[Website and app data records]
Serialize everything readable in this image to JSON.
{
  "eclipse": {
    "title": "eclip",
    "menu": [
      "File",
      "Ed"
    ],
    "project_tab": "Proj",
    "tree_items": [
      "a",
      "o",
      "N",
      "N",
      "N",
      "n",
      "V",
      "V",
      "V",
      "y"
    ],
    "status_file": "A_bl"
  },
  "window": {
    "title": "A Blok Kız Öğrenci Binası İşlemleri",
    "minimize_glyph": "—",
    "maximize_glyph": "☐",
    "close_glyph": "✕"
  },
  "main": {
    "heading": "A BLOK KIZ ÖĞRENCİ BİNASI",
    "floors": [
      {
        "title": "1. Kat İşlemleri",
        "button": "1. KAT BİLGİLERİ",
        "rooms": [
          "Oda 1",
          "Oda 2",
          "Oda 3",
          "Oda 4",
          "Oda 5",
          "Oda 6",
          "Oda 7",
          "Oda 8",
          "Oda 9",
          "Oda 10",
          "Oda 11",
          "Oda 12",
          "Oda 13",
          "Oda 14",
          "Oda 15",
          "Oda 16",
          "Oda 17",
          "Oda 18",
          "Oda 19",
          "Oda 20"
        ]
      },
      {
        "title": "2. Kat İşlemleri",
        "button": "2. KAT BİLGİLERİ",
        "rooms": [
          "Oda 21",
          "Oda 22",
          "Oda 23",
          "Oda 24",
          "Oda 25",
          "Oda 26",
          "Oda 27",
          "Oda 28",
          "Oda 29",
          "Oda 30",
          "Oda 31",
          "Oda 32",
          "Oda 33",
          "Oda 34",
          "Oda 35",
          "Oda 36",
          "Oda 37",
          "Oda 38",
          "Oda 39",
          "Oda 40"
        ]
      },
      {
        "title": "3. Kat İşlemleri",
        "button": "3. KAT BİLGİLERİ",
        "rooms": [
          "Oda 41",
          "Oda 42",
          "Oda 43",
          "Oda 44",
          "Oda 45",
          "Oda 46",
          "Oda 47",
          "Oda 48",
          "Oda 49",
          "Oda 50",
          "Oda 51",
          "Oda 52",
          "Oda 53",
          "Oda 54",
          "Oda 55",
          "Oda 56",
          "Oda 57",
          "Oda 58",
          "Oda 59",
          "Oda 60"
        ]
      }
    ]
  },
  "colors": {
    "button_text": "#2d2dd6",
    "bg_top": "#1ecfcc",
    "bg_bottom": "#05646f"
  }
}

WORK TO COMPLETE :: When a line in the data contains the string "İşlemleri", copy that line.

WRITTEN REPLY ::
    "title": "A Blok Kız Öğrenci Binası İşlemleri",
        "title": "1. Kat İşlemleri",
        "title": "2. Kat İşlemleri",
        "title": "3. Kat İşlemleri",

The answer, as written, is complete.